_Work to complete:_ Without any pictures, the records below should be reproduced exactly.

(Dataset records)
= Beginning of Section =
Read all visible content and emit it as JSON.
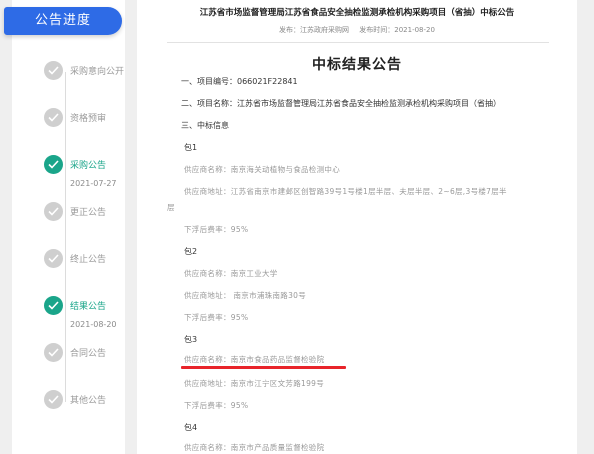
{
  "sidebar": {
    "title": "公告进度",
    "steps": [
      {
        "label": "采购意向公开",
        "date": "",
        "active": false
      },
      {
        "label": "资格预审",
        "date": "",
        "active": false
      },
      {
        "label": "采购公告",
        "date": "2021-07-27",
        "active": true
      },
      {
        "label": "更正公告",
        "date": "",
        "active": false
      },
      {
        "label": "终止公告",
        "date": "",
        "active": false
      },
      {
        "label": "结果公告",
        "date": "2021-08-20",
        "active": true
      },
      {
        "label": "合同公告",
        "date": "",
        "active": false
      },
      {
        "label": "其他公告",
        "date": "",
        "active": false
      }
    ]
  },
  "doc": {
    "title": "江苏省市场监督管理局江苏省食品安全抽检监测承检机构采购项目（省抽）中标公告",
    "source": "发布：江苏政府采购网",
    "publish_time": "发布时间：2021-08-20",
    "heading": "中标结果公告",
    "item1": "一、项目编号：066021F22841",
    "item2": "二、项目名称：江苏省市场监督管理局江苏省食品安全抽检监测承检机构采购项目（省抽）",
    "item3": "三、中标信息",
    "packages": [
      {
        "name": "包1",
        "supplier": "供应商名称：南京海关动植物与食品检测中心",
        "address_line1": "供应商地址：江苏省南京市建邺区创智路39号1号楼1层半层、夫层半层、2~6层,3号楼7层半",
        "address_line2": "层",
        "rate": "下浮后费率：95%"
      },
      {
        "name": "包2",
        "supplier": "供应商名称：南京工业大学",
        "address_line1": "供应商地址： 南京市浦珠南路30号",
        "rate": "下浮后费率：95%"
      },
      {
        "name": "包3",
        "supplier": "供应商名称：南京市食品药品监督检验院",
        "address_line1": "供应商地址：南京市江宁区文芳路199号",
        "rate": "下浮后费率：95%"
      },
      {
        "name": "包4",
        "supplier": "供应商名称：南京市产品质量监督检验院"
      }
    ]
  },
  "colors": {
    "accent": "#2e6be6",
    "active_step": "#1aa58a",
    "highlight": "#e8242a"
  }
}
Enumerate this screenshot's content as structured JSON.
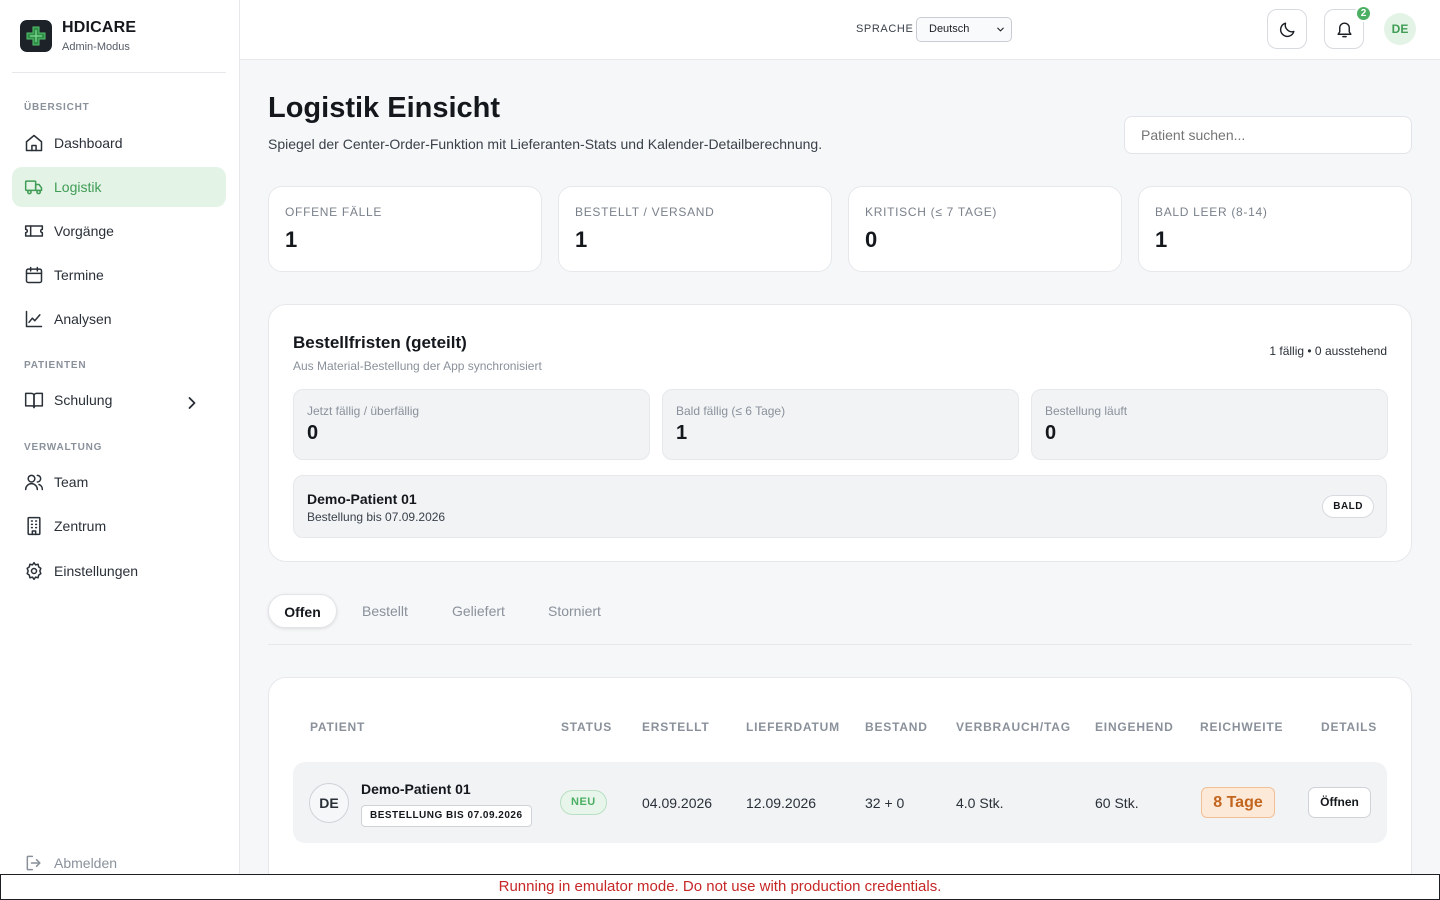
{
  "brand": {
    "name": "HDICARE",
    "mode": "Admin-Modus"
  },
  "sidebar": {
    "sections": [
      {
        "label": "ÜBERSICHT"
      },
      {
        "label": "PATIENTEN"
      },
      {
        "label": "VERWALTUNG"
      }
    ],
    "items": [
      {
        "label": "Dashboard",
        "icon": "home-icon"
      },
      {
        "label": "Logistik",
        "icon": "truck-icon",
        "active": true
      },
      {
        "label": "Vorgänge",
        "icon": "ticket-icon"
      },
      {
        "label": "Termine",
        "icon": "calendar-icon"
      },
      {
        "label": "Analysen",
        "icon": "chart-line-icon"
      },
      {
        "label": "Schulung",
        "icon": "book-icon"
      },
      {
        "label": "Team",
        "icon": "users-icon"
      },
      {
        "label": "Zentrum",
        "icon": "building-icon"
      },
      {
        "label": "Einstellungen",
        "icon": "gear-icon"
      }
    ],
    "logout": "Abmelden"
  },
  "topbar": {
    "language_label": "SPRACHE",
    "language_value": "Deutsch",
    "notification_count": "2",
    "avatar_initials": "DE"
  },
  "page": {
    "title": "Logistik Einsicht",
    "subtitle": "Spiegel der Center-Order-Funktion mit Lieferanten-Stats und Kalender-Detailberechnung.",
    "search_placeholder": "Patient suchen..."
  },
  "stats": [
    {
      "label": "OFFENE FÄLLE",
      "value": "1"
    },
    {
      "label": "BESTELLT / VERSAND",
      "value": "1"
    },
    {
      "label": "KRITISCH (≤ 7 TAGE)",
      "value": "0"
    },
    {
      "label": "BALD LEER (8-14)",
      "value": "1"
    }
  ],
  "deadlines": {
    "title": "Bestellfristen (geteilt)",
    "subtitle": "Aus Material-Bestellung der App synchronisiert",
    "meta": "1 fällig • 0 ausstehend",
    "cards": [
      {
        "label": "Jetzt fällig / überfällig",
        "value": "0"
      },
      {
        "label": "Bald fällig (≤ 6 Tage)",
        "value": "1"
      },
      {
        "label": "Bestellung läuft",
        "value": "0"
      }
    ],
    "patient": {
      "name": "Demo-Patient 01",
      "sub": "Bestellung bis 07.09.2026",
      "badge": "BALD"
    }
  },
  "tabs": [
    "Offen",
    "Bestellt",
    "Geliefert",
    "Storniert"
  ],
  "table": {
    "headers": [
      "PATIENT",
      "STATUS",
      "ERSTELLT",
      "LIEFERDATUM",
      "BESTAND",
      "VERBRAUCH/TAG",
      "EINGEHEND",
      "REICHWEITE",
      "DETAILS"
    ],
    "rows": [
      {
        "initials": "DE",
        "name": "Demo-Patient 01",
        "tag": "BESTELLUNG BIS 07.09.2026",
        "status": "NEU",
        "created": "04.09.2026",
        "delivery": "12.09.2026",
        "stock": "32 + 0",
        "usage": "4.0 Stk.",
        "incoming": "60 Stk.",
        "reach": "8 Tage",
        "action": "Öffnen"
      }
    ]
  },
  "emulator_notice": "Running in emulator mode. Do not use with production credentials.",
  "colors": {
    "accent": "#4caf63",
    "active_bg": "#e3f3e6",
    "warning": "#c2651f",
    "danger_text": "#c62828"
  }
}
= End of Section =
_Expected output:_
Read all visible content and emit it as JSON.
{
  "sidebar": {
    "title": "公告进度",
    "steps": [
      {
        "label": "采购意向公开",
        "date": "",
        "active": false
      },
      {
        "label": "资格预审",
        "date": "",
        "active": false
      },
      {
        "label": "采购公告",
        "date": "2021-07-27",
        "active": true
      },
      {
        "label": "更正公告",
        "date": "",
        "active": false
      },
      {
        "label": "终止公告",
        "date": "",
        "active": false
      },
      {
        "label": "结果公告",
        "date": "2021-08-20",
        "active": true
      },
      {
        "label": "合同公告",
        "date": "",
        "active": false
      },
      {
        "label": "其他公告",
        "date": "",
        "active": false
      }
    ]
  },
  "doc": {
    "title": "江苏省市场监督管理局江苏省食品安全抽检监测承检机构采购项目（省抽）中标公告",
    "source": "发布：江苏政府采购网",
    "publish_time": "发布时间：2021-08-20",
    "heading": "中标结果公告",
    "item1": "一、项目编号：066021F22841",
    "item2": "二、项目名称：江苏省市场监督管理局江苏省食品安全抽检监测承检机构采购项目（省抽）",
    "item3": "三、中标信息",
    "packages": [
      {
        "name": "包1",
        "supplier": "供应商名称：南京海关动植物与食品检测中心",
        "address_line1": "供应商地址：江苏省南京市建邺区创智路39号1号楼1层半层、夫层半层、2~6层,3号楼7层半",
        "address_line2": "层",
        "rate": "下浮后费率：95%"
      },
      {
        "name": "包2",
        "supplier": "供应商名称：南京工业大学",
        "address_line1": "供应商地址： 南京市浦珠南路30号",
        "rate": "下浮后费率：95%"
      },
      {
        "name": "包3",
        "supplier": "供应商名称：南京市食品药品监督检验院",
        "address_line1": "供应商地址：南京市江宁区文芳路199号",
        "rate": "下浮后费率：95%"
      },
      {
        "name": "包4",
        "supplier": "供应商名称：南京市产品质量监督检验院"
      }
    ]
  },
  "colors": {
    "accent": "#2e6be6",
    "active_step": "#1aa58a",
    "highlight": "#e8242a"
  }
}
Enumerate this screenshot's content as structured JSON.
{
  "brand": {
    "name": "HDICARE",
    "mode": "Admin-Modus"
  },
  "sidebar": {
    "sections": [
      {
        "label": "ÜBERSICHT"
      },
      {
        "label": "PATIENTEN"
      },
      {
        "label": "VERWALTUNG"
      }
    ],
    "items": [
      {
        "label": "Dashboard",
        "icon": "home-icon"
      },
      {
        "label": "Logistik",
        "icon": "truck-icon",
        "active": true
      },
      {
        "label": "Vorgänge",
        "icon": "ticket-icon"
      },
      {
        "label": "Termine",
        "icon": "calendar-icon"
      },
      {
        "label": "Analysen",
        "icon": "chart-line-icon"
      },
      {
        "label": "Schulung",
        "icon": "book-icon"
      },
      {
        "label": "Team",
        "icon": "users-icon"
      },
      {
        "label": "Zentrum",
        "icon": "building-icon"
      },
      {
        "label": "Einstellungen",
        "icon": "gear-icon"
      }
    ],
    "logout": "Abmelden"
  },
  "topbar": {
    "language_label": "SPRACHE",
    "language_value": "Deutsch",
    "notification_count": "2",
    "avatar_initials": "DE"
  },
  "page": {
    "title": "Logistik Einsicht",
    "subtitle": "Spiegel der Center-Order-Funktion mit Lieferanten-Stats und Kalender-Detailberechnung.",
    "search_placeholder": "Patient suchen..."
  },
  "stats": [
    {
      "label": "OFFENE FÄLLE",
      "value": "1"
    },
    {
      "label": "BESTELLT / VERSAND",
      "value": "1"
    },
    {
      "label": "KRITISCH (≤ 7 TAGE)",
      "value": "0"
    },
    {
      "label": "BALD LEER (8-14)",
      "value": "1"
    }
  ],
  "deadlines": {
    "title": "Bestellfristen (geteilt)",
    "subtitle": "Aus Material-Bestellung der App synchronisiert",
    "meta": "1 fällig • 0 ausstehend",
    "cards": [
      {
        "label": "Jetzt fällig / überfällig",
        "value": "0"
      },
      {
        "label": "Bald fällig (≤ 6 Tage)",
        "value": "1"
      },
      {
        "label": "Bestellung läuft",
        "value": "0"
      }
    ],
    "patient": {
      "name": "Demo-Patient 01",
      "sub": "Bestellung bis 07.09.2026",
      "badge": "BALD"
    }
  },
  "tabs": [
    "Offen",
    "Bestellt",
    "Geliefert",
    "Storniert"
  ],
  "table": {
    "headers": [
      "PATIENT",
      "STATUS",
      "ERSTELLT",
      "LIEFERDATUM",
      "BESTAND",
      "VERBRAUCH/TAG",
      "EINGEHEND",
      "REICHWEITE",
      "DETAILS"
    ],
    "rows": [
      {
        "initials": "DE",
        "name": "Demo-Patient 01",
        "tag": "BESTELLUNG BIS 07.09.2026",
        "status": "NEU",
        "created": "04.09.2026",
        "delivery": "12.09.2026",
        "stock": "32 + 0",
        "usage": "4.0 Stk.",
        "incoming": "60 Stk.",
        "reach": "8 Tage",
        "action": "Öffnen"
      }
    ]
  },
  "emulator_notice": "Running in emulator mode. Do not use with production credentials.",
  "colors": {
    "accent": "#4caf63",
    "active_bg": "#e3f3e6",
    "warning": "#c2651f",
    "danger_text": "#c62828"
  }
}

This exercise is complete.